## Problem description
From the first line to the last, print the data exactly.

## Source data

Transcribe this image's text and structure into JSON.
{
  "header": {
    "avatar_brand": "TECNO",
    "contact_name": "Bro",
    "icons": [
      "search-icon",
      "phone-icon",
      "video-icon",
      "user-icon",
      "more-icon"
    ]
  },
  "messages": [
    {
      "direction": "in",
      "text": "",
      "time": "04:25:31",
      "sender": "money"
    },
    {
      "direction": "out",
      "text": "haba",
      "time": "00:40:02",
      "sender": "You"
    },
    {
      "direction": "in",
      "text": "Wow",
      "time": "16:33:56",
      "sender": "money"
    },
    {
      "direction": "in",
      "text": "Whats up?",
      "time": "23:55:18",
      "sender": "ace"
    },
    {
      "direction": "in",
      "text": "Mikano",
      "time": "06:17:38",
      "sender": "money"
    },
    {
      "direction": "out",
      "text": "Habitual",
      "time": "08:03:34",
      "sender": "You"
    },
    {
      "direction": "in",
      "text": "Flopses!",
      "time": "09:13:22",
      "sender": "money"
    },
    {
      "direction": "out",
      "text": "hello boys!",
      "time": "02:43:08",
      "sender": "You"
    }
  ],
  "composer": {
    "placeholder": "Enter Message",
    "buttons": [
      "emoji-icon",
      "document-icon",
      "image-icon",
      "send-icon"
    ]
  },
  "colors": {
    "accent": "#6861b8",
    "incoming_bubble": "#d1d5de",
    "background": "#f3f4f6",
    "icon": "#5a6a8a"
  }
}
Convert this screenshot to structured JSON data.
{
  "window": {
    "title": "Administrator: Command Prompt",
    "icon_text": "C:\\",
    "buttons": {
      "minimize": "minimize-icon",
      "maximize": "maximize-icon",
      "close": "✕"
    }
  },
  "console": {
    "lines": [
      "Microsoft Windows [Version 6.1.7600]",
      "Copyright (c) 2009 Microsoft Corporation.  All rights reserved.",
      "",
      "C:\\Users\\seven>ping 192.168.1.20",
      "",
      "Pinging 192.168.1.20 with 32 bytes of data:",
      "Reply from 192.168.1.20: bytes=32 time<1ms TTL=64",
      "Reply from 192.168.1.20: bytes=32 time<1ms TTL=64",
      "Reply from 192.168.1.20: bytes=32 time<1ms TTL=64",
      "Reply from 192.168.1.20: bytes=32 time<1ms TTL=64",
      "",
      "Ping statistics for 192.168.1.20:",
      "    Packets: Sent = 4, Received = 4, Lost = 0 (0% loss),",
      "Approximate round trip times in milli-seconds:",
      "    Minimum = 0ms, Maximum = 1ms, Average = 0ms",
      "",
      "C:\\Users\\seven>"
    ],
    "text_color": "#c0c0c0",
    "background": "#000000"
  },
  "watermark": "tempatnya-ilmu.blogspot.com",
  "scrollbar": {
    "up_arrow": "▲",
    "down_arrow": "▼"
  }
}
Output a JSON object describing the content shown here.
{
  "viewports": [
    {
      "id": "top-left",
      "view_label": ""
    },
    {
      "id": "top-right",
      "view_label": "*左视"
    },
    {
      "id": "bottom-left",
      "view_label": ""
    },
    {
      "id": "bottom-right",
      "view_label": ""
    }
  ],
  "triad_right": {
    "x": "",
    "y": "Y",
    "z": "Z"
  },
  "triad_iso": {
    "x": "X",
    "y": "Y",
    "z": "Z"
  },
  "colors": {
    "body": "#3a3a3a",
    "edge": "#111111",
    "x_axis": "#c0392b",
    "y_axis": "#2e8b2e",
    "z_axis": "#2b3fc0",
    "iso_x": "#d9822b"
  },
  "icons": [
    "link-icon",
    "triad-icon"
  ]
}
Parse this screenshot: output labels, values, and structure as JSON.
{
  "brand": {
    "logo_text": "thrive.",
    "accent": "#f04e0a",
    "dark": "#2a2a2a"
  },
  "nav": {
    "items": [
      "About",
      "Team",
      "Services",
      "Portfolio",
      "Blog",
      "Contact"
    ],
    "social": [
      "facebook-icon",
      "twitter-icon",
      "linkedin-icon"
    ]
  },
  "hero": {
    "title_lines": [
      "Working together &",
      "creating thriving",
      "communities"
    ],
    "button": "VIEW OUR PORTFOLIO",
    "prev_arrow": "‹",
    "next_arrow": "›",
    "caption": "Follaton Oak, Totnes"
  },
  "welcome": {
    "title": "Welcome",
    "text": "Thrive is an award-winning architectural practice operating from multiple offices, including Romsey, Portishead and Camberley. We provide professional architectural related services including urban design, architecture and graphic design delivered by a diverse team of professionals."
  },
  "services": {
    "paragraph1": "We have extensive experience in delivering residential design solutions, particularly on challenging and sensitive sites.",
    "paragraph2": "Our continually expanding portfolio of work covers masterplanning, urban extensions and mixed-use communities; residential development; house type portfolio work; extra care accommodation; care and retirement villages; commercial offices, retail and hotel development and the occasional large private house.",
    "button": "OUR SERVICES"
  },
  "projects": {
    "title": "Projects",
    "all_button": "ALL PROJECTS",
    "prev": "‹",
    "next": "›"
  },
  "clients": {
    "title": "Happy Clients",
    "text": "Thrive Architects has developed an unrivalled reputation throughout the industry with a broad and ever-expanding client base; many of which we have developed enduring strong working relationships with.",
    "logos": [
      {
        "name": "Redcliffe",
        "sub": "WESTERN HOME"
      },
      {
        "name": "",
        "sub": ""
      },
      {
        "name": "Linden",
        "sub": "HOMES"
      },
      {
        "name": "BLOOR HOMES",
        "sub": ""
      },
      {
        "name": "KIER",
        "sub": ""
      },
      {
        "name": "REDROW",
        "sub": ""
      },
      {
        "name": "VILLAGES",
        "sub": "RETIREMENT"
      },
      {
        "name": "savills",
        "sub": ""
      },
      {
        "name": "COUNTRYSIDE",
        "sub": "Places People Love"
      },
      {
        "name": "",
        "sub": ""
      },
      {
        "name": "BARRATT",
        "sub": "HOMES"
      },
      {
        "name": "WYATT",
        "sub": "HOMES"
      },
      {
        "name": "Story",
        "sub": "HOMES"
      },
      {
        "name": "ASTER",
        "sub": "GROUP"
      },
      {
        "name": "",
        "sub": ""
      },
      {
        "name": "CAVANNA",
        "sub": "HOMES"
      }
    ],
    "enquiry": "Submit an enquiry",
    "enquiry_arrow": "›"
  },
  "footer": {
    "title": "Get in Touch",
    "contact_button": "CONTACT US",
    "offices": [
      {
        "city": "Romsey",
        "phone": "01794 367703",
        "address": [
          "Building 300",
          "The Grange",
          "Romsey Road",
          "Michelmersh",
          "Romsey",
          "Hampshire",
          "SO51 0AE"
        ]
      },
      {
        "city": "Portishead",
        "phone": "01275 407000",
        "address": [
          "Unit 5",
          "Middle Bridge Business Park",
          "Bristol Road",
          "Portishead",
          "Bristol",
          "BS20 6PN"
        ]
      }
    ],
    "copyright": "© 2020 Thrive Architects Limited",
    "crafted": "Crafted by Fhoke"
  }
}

## Answer
Transcribe this image's text and structure into JSON.
{
  "header": {
    "avatar_brand": "TECNO",
    "contact_name": "Bro",
    "icons": [
      "search-icon",
      "phone-icon",
      "video-icon",
      "user-icon",
      "more-icon"
    ]
  },
  "messages": [
    {
      "direction": "in",
      "text": "",
      "time": "04:25:31",
      "sender": "money"
    },
    {
      "direction": "out",
      "text": "haba",
      "time": "00:40:02",
      "sender": "You"
    },
    {
      "direction": "in",
      "text": "Wow",
      "time": "16:33:56",
      "sender": "money"
    },
    {
      "direction": "in",
      "text": "Whats up?",
      "time": "23:55:18",
      "sender": "ace"
    },
    {
      "direction": "in",
      "text": "Mikano",
      "time": "06:17:38",
      "sender": "money"
    },
    {
      "direction": "out",
      "text": "Habitual",
      "time": "08:03:34",
      "sender": "You"
    },
    {
      "direction": "in",
      "text": "Flopses!",
      "time": "09:13:22",
      "sender": "money"
    },
    {
      "direction": "out",
      "text": "hello boys!",
      "time": "02:43:08",
      "sender": "You"
    }
  ],
  "composer": {
    "placeholder": "Enter Message",
    "buttons": [
      "emoji-icon",
      "document-icon",
      "image-icon",
      "send-icon"
    ]
  },
  "colors": {
    "accent": "#6861b8",
    "incoming_bubble": "#d1d5de",
    "background": "#f3f4f6",
    "icon": "#5a6a8a"
  }
}
Convert this screenshot to structured JSON data.
{
  "window": {
    "title": "Administrator: Command Prompt",
    "icon_text": "C:\\",
    "buttons": {
      "minimize": "minimize-icon",
      "maximize": "maximize-icon",
      "close": "✕"
    }
  },
  "console": {
    "lines": [
      "Microsoft Windows [Version 6.1.7600]",
      "Copyright (c) 2009 Microsoft Corporation.  All rights reserved.",
      "",
      "C:\\Users\\seven>ping 192.168.1.20",
      "",
      "Pinging 192.168.1.20 with 32 bytes of data:",
      "Reply from 192.168.1.20: bytes=32 time<1ms TTL=64",
      "Reply from 192.168.1.20: bytes=32 time<1ms TTL=64",
      "Reply from 192.168.1.20: bytes=32 time<1ms TTL=64",
      "Reply from 192.168.1.20: bytes=32 time<1ms TTL=64",
      "",
      "Ping statistics for 192.168.1.20:",
      "    Packets: Sent = 4, Received = 4, Lost = 0 (0% loss),",
      "Approximate round trip times in milli-seconds:",
      "    Minimum = 0ms, Maximum = 1ms, Average = 0ms",
      "",
      "C:\\Users\\seven>"
    ],
    "text_color": "#c0c0c0",
    "background": "#000000"
  },
  "watermark": "tempatnya-ilmu.blogspot.com",
  "scrollbar": {
    "up_arrow": "▲",
    "down_arrow": "▼"
  }
}
Output a JSON object describing the content shown here.
{
  "viewports": [
    {
      "id": "top-left",
      "view_label": ""
    },
    {
      "id": "top-right",
      "view_label": "*左视"
    },
    {
      "id": "bottom-left",
      "view_label": ""
    },
    {
      "id": "bottom-right",
      "view_label": ""
    }
  ],
  "triad_right": {
    "x": "",
    "y": "Y",
    "z": "Z"
  },
  "triad_iso": {
    "x": "X",
    "y": "Y",
    "z": "Z"
  },
  "colors": {
    "body": "#3a3a3a",
    "edge": "#111111",
    "x_axis": "#c0392b",
    "y_axis": "#2e8b2e",
    "z_axis": "#2b3fc0",
    "iso_x": "#d9822b"
  },
  "icons": [
    "link-icon",
    "triad-icon"
  ]
}
Parse this screenshot: output labels, values, and structure as JSON.
{
  "brand": {
    "logo_text": "thrive.",
    "accent": "#f04e0a",
    "dark": "#2a2a2a"
  },
  "nav": {
    "items": [
      "About",
      "Team",
      "Services",
      "Portfolio",
      "Blog",
      "Contact"
    ],
    "social": [
      "facebook-icon",
      "twitter-icon",
      "linkedin-icon"
    ]
  },
  "hero": {
    "title_lines": [
      "Working together &",
      "creating thriving",
      "communities"
    ],
    "button": "VIEW OUR PORTFOLIO",
    "prev_arrow": "‹",
    "next_arrow": "›",
    "caption": "Follaton Oak, Totnes"
  },
  "welcome": {
    "title": "Welcome",
    "text": "Thrive is an award-winning architectural practice operating from multiple offices, including Romsey, Portishead and Camberley. We provide professional architectural related services including urban design, architecture and graphic design delivered by a diverse team of professionals."
  },
  "services": {
    "paragraph1": "We have extensive experience in delivering residential design solutions, particularly on challenging and sensitive sites.",
    "paragraph2": "Our continually expanding portfolio of work covers masterplanning, urban extensions and mixed-use communities; residential development; house type portfolio work; extra care accommodation; care and retirement villages; commercial offices, retail and hotel development and the occasional large private house.",
    "button": "OUR SERVICES"
  },
  "projects": {
    "title": "Projects",
    "all_button": "ALL PROJECTS",
    "prev": "‹",
    "next": "›"
  },
  "clients": {
    "title": "Happy Clients",
    "text": "Thrive Architects has developed an unrivalled reputation throughout the industry with a broad and ever-expanding client base; many of which we have developed enduring strong working relationships with.",
    "logos": [
      {
        "name": "Redcliffe",
        "sub": "WESTERN HOME"
      },
      {
        "name": "",
        "sub": ""
      },
      {
        "name": "Linden",
        "sub": "HOMES"
      },
      {
        "name": "BLOOR HOMES",
        "sub": ""
      },
      {
        "name": "KIER",
        "sub": ""
      },
      {
        "name": "REDROW",
        "sub": ""
      },
      {
        "name": "VILLAGES",
        "sub": "RETIREMENT"
      },
      {
        "name": "savills",
        "sub": ""
      },
      {
        "name": "COUNTRYSIDE",
        "sub": "Places People Love"
      },
      {
        "name": "",
        "sub": ""
      },
      {
        "name": "BARRATT",
        "sub": "HOMES"
      },
      {
        "name": "WYATT",
        "sub": "HOMES"
      },
      {
        "name": "Story",
        "sub": "HOMES"
      },
      {
        "name": "ASTER",
        "sub": "GROUP"
      },
      {
        "name": "",
        "sub": ""
      },
      {
        "name": "CAVANNA",
        "sub": "HOMES"
      }
    ],
    "enquiry": "Submit an enquiry",
    "enquiry_arrow": "›"
  },
  "footer": {
    "title": "Get in Touch",
    "contact_button": "CONTACT US",
    "offices": [
      {
        "city": "Romsey",
        "phone": "01794 367703",
        "address": [
          "Building 300",
          "The Grange",
          "Romsey Road",
          "Michelmersh",
          "Romsey",
          "Hampshire",
          "SO51 0AE"
        ]
      },
      {
        "city": "Portishead",
        "phone": "01275 407000",
        "address": [
          "Unit 5",
          "Middle Bridge Business Park",
          "Bristol Road",
          "Portishead",
          "Bristol",
          "BS20 6PN"
        ]
      }
    ],
    "copyright": "© 2020 Thrive Architects Limited",
    "crafted": "Crafted by Fhoke"
  }
}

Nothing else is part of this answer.